Assuming you don’t want a crazy-long list, I’ll list just three: Paddy O’Reilly, Zenda Vecchio, Ryan O’Neill. Make that four: David McLaren.
2. What is the most memorable short story you have read? And why does it stand out for you?
There are quite a few, but I’ll choose one, semi-randomly. A story I published in page seventeen Issue 3: ‘The vast expanses of Antarctica’ by David McLaren. The story is funny, real in an unreal kind of way, offers vivid images and McLaren’s writing style is a delight to read with an easy flow.
3. What do you like about the short story form?
It’s compact. You can experience a new world, a new character and their situation, in such a short time.
4. How would you describe your own writing?
I like to write about ordinary people, with ordinary lives, particularly if I’m exposing a reality that many of us often don’t consider, or an issue usually not talked about. There are so many things screwed up in our society that are swept under the carpet. They’re the things I want to write about (although probably not all of them).
5. Which of your stories are you most fond of right at this moment and why?
I’ll go with 2. One is a story in my collection called ‘A dash of milk’. It was one of those pieces that just worked, even as it grew from about 1800 words to 3500. I spent a lot of time trying to get it right, enjoyed the editing process more than I have with other stories, and the feedback I get tells me it was worth the effort. It has also acted as a springboard for other works, in terms of the themes and type/s of characters I want to work with.
The other is a story that is not yet published, called ‘Waiting’. At a prompt from an editor, I tried something completely different when writing this story. Well, a few things different I think. It’s a dark story (darker than usual) with a bit of an experimental form, for me, blending a bit of the real with the unreal. It’s a confronting story and I most like how it stretched me as a writer to achieve something I wouldn’t have guessed I could do.
6. Where do the ideas for your stories come from? (Take us through an example)
With the story I mentioned above, ‘Waiting‘, it was initially sparked by the editor suggesting he was looking for stories that ‘would make his readers feel uncomfortable’. I was keen to accept his challenge, although my initial ideas weren’t working when I tried to put them down. On my way out one night, the news came on the car radio and one of the stories gave me the idea. I don’t remember exactly what it was, but it had something to do with a rapist having had his case heard that day in court, and I instantly thought, imagine being a fly on the wall when that happened. I shared the idea with a friend later, as I didn’t have anything to write it down with, and a brief discussion helped me cement a few extra details, although most details formed themselves when I sat down to write.
7. What is your writing process – from idea to publication? (Do you go it alone or are others involved?)
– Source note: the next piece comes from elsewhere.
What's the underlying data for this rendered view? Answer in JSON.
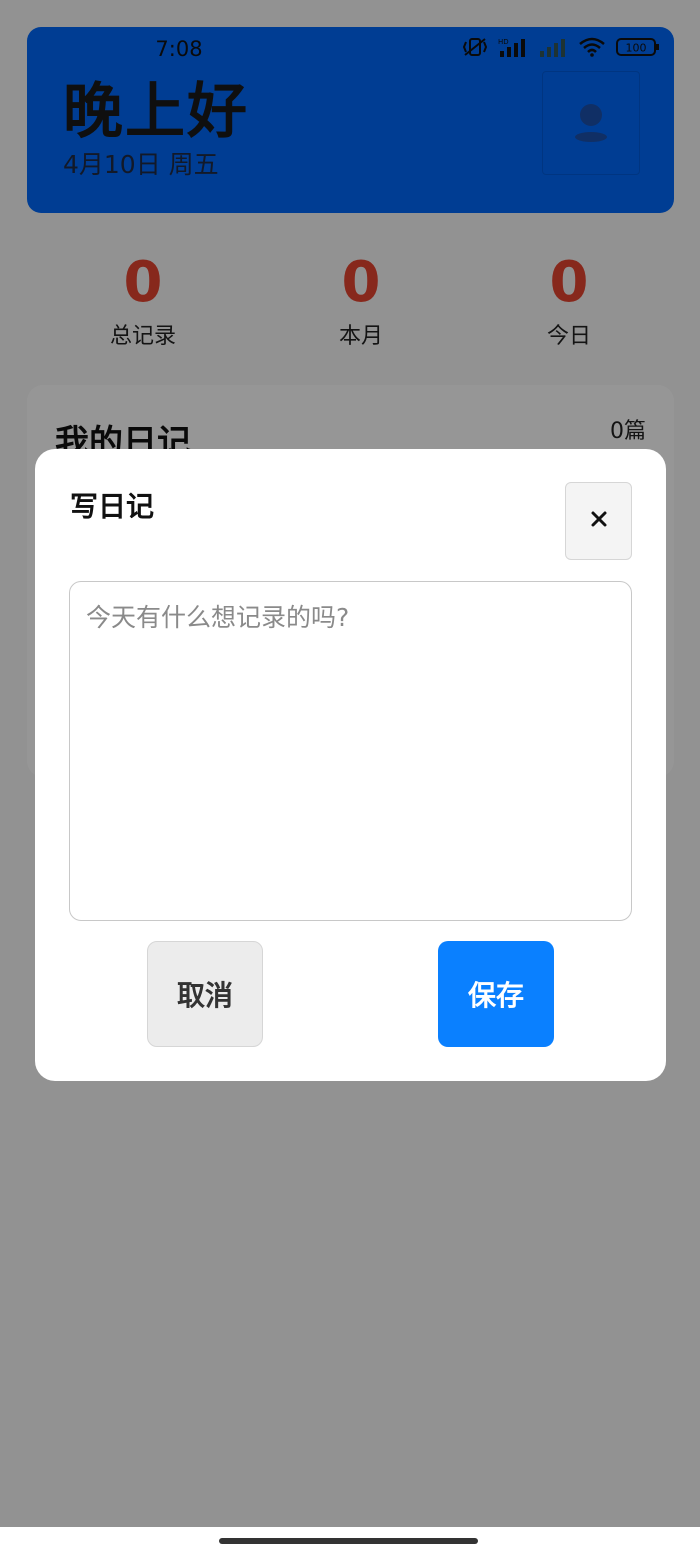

I go through phases where my process changes, but my current preferred method is this, and suits me being able to write in shorter chunks of time than to necessarily sit down and do it all in one go. I make notes about an idea as it forms. I write as much as comes to mind at the time, especially if it’s come in dialogue form, or an actual image. Often, I get an idea of what might come next, and if so, I note that down too. When I have some writing time, even an hour, I like to make a rough plan. I do this scene by scene and include any information that applies to that scene. After doing the last scene, I return to earlier scenes and change details as necessary and/or include extras that will help me reach the conclusion (foreshadowing).
Next I write the actual story, from beginning to end.
I was part of a writers’ group last year (but have now moved) and I would get feedback from other members before redrafting. I love this process as it helps me see things I wouldn’t necessarily be able to see, certainly not without letting it sit untouched for a while. I also often have to just let a story sit untouched for a while before coming back to redraft. How many redrafts I do depends on the story and how I felt about it working as I wrote the first draft, although this kind of confidence has come with time as I’ve got to know my writing over the years.
Then I stress a lot about trying to decide where to send it and often take weeks to make a decision. Imminent deadlines help.
8. Do you feel the short story form is valued in Australia? What makes you say this?
Yes and no. In some circles it is and it’s difficult to see outside your own experience. I think the short story has a growing audience, although I suspect this might be more about my hopes for the future than reality.
9. How do you feel about your work being published in non-print forms such as digital and audio?
I’m still not sure how I feel about digital form. It probably has more to do with the publication for me than just a basic consideration of print versus digital. If it’s a publication I respect, the digital form wouldn’t necessarily bother me, although I have withdrawn an accepted story from a publisher after they decided to do a digital print run instead of a paper one. In that instance, I was partly concerned about me not being able to access a copy at all for myself because I don’t have the appropriate technology, but I also didn’t have much time to make a decision and possibly made the wrong one. Who knows.
The same goes for an audio publication, it has more to do with my thoughts on the publisher/producer, although I have the necessary equipment to listen to an audio piece.
10. What advice would you like to offer Spineless Wonders?
When it comes to selections, listen to your heart; when it comes to all the rest, listen to your head.